Neither are we.
Genesis 25:19 – 28:9
Here we go again! In this week’s parasha famine strikes the land, as it did in the time of Abraham, and Isaac brings his household to Abimelech, king of the Philisitines, for safety. The only problem is that, being a stranger, Isaac is afraid – especially because Rebekah was so beautiful. Thinking that someone might kill him to get Rebekah, he lied about their relationship and told everyone that she was his sister instead of his wife – just as his father Abraham had done when he and Sarah sought refuge in Egypt and then again with Abimelech.
As with Abraham’s story, the danger to Isaac seems exaggerated in his own imagination. When Pharoah and Abimelech each found out the truth that Sarah and Abraham were married, they became angry at Abraham, and made sure to respect the marriage. They did not ever threaten his safety. Similarly, when Abimelech learns that Rebekah and Isaac are married he is angry at Isaac for lying, and guarantees both Isaac’s and Rebekah’s safety.

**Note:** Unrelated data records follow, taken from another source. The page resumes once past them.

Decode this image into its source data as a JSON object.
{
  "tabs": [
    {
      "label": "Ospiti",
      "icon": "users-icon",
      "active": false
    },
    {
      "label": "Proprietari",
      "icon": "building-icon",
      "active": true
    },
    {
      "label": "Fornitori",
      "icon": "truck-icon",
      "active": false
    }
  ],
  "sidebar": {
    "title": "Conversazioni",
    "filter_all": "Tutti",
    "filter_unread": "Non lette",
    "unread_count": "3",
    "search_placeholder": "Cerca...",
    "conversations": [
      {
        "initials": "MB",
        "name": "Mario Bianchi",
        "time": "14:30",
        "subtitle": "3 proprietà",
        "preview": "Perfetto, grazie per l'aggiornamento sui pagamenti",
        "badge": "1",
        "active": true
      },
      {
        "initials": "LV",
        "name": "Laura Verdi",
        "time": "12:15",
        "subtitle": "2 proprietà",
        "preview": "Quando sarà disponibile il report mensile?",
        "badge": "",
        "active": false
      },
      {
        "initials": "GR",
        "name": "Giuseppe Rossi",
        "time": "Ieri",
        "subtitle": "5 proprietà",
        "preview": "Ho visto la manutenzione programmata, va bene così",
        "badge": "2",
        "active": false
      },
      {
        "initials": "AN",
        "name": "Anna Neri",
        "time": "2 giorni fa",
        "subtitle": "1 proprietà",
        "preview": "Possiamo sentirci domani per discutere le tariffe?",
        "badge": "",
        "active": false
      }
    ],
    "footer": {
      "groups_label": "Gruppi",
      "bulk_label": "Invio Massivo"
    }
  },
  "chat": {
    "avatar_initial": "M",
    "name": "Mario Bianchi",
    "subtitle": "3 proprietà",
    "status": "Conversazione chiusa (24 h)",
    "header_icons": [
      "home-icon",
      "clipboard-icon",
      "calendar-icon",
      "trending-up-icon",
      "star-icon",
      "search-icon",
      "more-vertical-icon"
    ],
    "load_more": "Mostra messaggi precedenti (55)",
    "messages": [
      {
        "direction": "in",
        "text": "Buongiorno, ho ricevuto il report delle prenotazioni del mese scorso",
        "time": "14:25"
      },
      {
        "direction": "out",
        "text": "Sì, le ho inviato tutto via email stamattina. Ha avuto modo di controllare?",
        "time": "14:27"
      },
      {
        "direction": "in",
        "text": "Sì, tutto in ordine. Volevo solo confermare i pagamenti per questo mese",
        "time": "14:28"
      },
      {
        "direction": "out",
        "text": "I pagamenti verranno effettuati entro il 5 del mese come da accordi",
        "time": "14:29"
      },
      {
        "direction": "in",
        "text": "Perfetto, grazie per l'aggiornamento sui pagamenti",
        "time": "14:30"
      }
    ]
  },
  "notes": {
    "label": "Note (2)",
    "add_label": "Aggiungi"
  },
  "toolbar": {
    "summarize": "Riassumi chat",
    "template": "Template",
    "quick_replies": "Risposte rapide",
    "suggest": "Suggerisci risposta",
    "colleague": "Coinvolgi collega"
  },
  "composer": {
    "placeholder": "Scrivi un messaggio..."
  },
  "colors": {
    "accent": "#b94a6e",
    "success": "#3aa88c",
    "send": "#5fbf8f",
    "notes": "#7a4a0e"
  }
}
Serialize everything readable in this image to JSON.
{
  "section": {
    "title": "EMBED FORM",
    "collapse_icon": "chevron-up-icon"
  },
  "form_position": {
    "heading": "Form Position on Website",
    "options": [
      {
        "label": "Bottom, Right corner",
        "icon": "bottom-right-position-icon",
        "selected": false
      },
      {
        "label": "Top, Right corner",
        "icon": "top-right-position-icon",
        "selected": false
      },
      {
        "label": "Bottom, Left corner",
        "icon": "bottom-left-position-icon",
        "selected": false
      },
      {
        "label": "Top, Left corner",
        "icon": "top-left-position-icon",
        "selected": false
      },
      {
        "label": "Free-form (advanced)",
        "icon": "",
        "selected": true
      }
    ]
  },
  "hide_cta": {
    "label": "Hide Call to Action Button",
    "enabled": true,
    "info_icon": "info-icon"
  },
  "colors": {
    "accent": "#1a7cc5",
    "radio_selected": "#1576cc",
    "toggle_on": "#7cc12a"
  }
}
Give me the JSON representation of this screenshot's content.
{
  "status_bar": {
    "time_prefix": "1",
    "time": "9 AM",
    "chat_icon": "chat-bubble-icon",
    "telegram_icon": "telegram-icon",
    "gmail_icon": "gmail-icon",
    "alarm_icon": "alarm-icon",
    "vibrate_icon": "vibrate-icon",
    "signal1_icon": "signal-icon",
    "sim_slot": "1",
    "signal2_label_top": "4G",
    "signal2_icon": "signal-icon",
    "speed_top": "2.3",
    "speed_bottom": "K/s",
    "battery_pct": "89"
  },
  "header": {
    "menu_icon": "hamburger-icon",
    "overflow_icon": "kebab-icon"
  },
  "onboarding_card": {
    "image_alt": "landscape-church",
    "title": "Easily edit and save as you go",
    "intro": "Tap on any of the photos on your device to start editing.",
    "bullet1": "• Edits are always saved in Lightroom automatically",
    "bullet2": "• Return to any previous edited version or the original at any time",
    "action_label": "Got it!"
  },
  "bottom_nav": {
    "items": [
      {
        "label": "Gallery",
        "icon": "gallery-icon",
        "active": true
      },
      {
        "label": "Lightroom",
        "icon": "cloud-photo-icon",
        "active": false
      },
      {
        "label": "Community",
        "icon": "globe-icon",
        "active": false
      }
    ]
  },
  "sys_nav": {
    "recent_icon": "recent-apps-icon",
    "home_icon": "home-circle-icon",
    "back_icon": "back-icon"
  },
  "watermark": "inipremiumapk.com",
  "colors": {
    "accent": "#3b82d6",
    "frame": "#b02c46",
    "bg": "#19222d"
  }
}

It seems to me that, in the weeks following the killings in Pittsburgh, that we can learn something from our forebears. Should we look to our security? Absolutely, and with a careful and reasoned approach. However, we should never allow our fears prevent us from being true to who we are, or from living with integrity and even pride. Over the centuries and millennia, we have learned some difficult lessons, and as a people, have overcome the darkest of tragedies. It is not fear that carried us through, but rather our strength, our values, and our resiliency.
Hi there! I am the senior rabbi at Temple Beth Ami in Rockville, Maryland, where I have served since 2016.
(c) copyright 2018 by Rabbi Gary Pokras